The precise word you want to use; the exactly right word. The phrase is French for "right word." When I'm writing, there's no better feeling than easily thinking of the mot juste.
See also: juste, mot
References in periodicals archive ?
Mot Juste can lead or sit on the pace, a style of racing which will be suited by today's conditions.
The same stable also have Mot Juste, the Irish Oaks runner-up, entered in the group two feature.
Mot Juste fared best of the British raiders, holding Irish challenger Karsavina for fourth place.
Mot Juste, under Richard Hughes, tried to make much of the running for trainer Ed Dunlop but could not withstand the challenge of the first three and finished fourth.
Mot Juste, beaten just over four lengths into fourth at Epsom, will again be in the field and Ed Dunlop, who trains her, will supplement Lailani on Tuesday.
Sidney Levy remarque: "Le mot juste n'est pas seulement ce qui designe justement la chose, mais aussi celui, polyvalent, dont les differentes proprietes le rattachent sourdement a d'autres mots dans le texte" (Ponge, 74).
It gives one pause for thought that Harold Wilson settled for his book being titled 'The Governance of Britain', simply because he could not think of le mot juste.
I believe it has to do with what the French call le mot juste, which must be used to express oneself clearly.
In this way he is transmogrified into a paradigmatic vessel for Flaubert's personal torments: his acute awareness of his impotence ever to find le mot juste, coupled with his vision of an ideal of artistic perfection along essentially classical lines.
It has done so, though sober is hardly the mot juste for this ebulliently erudite analysis, with its sharp wit and deadpan ironies (along with bursts of feeling, introduced sometimes by an idiosyncratic locution like `ah, but', as in `ah, but spared life, not spared death')
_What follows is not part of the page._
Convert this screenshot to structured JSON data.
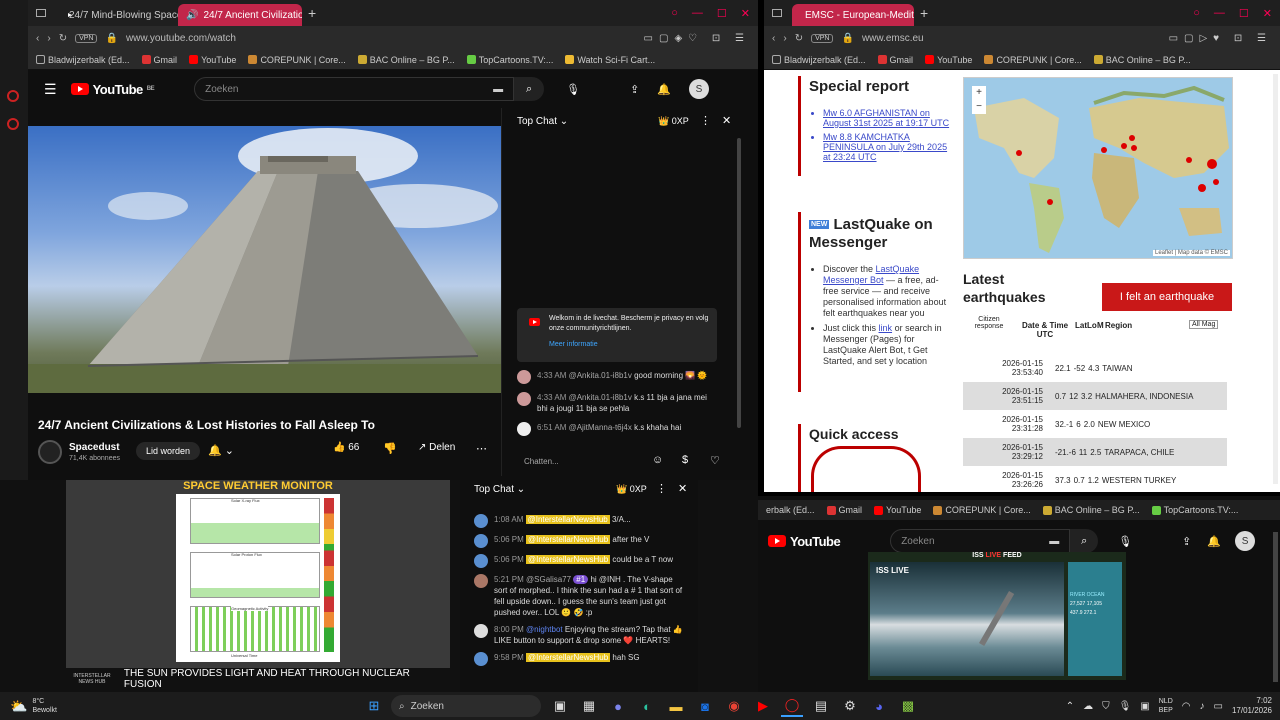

Hour after hour, he would labor over the rhythm or the music of a particular sentence, seeking le mot juste.
Aggressive marketing saw Doyen receive a high-profile first-year book of 129 mares in 2006, including the dams of Group 1 winners Mamool, Tout Seul and West Wind, as well as Irish Oaks runner-up Mot Juste.
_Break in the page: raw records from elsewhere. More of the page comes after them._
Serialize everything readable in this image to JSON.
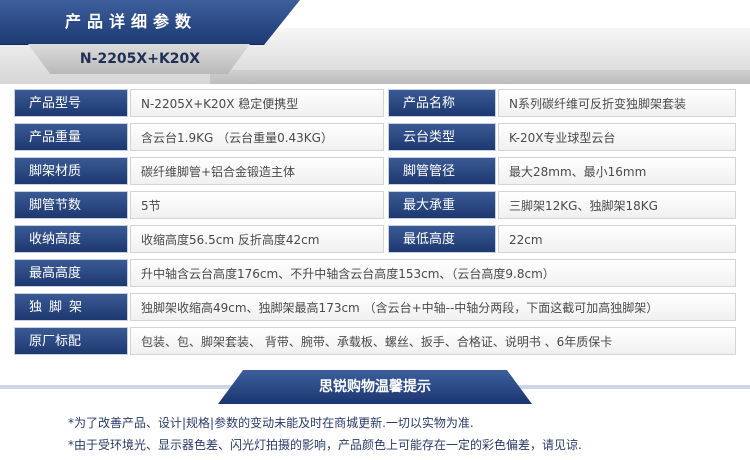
{
  "header": {
    "title": "产品详细参数",
    "model": "N-2205X+K20X"
  },
  "specs": [
    {
      "label": "产品型号",
      "value": "N-2205X+K20X  稳定便携型",
      "label2": "产品名称",
      "value2": "N系列碳纤维可反折变独脚架套装"
    },
    {
      "label": "产品重量",
      "value": "含云台1.9KG （云台重量0.43KG）",
      "label2": "云台类型",
      "value2": "K-20X专业球型云台"
    },
    {
      "label": "脚架材质",
      "value": "碳纤维脚管+铝合金锻造主体",
      "label2": "脚管管径",
      "value2": "最大28mm、最小16mm"
    },
    {
      "label": "脚管节数",
      "value": "5节",
      "label2": "最大承重",
      "value2": "三脚架12KG、独脚架18KG"
    },
    {
      "label": "收纳高度",
      "value": "收缩高度56.5cm  反折高度42cm",
      "label2": "最低高度",
      "value2": "22cm"
    },
    {
      "label": "最高高度",
      "value": "升中轴含云台高度176cm、不升中轴含云台高度153cm、（云台高度9.8cm）"
    },
    {
      "label": "独脚架",
      "value": "独脚架收缩高49cm、独脚架最高173cm （含云台+中轴--中轴分两段，下面这截可加高独脚架）"
    },
    {
      "label": "原厂标配",
      "value": "包装、包、脚架套装、 背带、腕带、承载板、螺丝、扳手、合格证、说明书 、6年质保卡"
    }
  ],
  "footer": {
    "title": "思锐购物温馨提示",
    "notes": [
      "*为了改善产品、设计|规格|参数的变动未能及时在商城更新.一切以实物为准.",
      "*由于受环境光、显示器色差、闪光灯拍摄的影响，产品颜色上可能存在一定的彩色偏差，请见谅."
    ]
  }
}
Indeed, his subject matter hardly matters since every page scintillates owing to prose rhythms, attention to le mot juste, extraordinary observational power, and splendidly fresh imagery.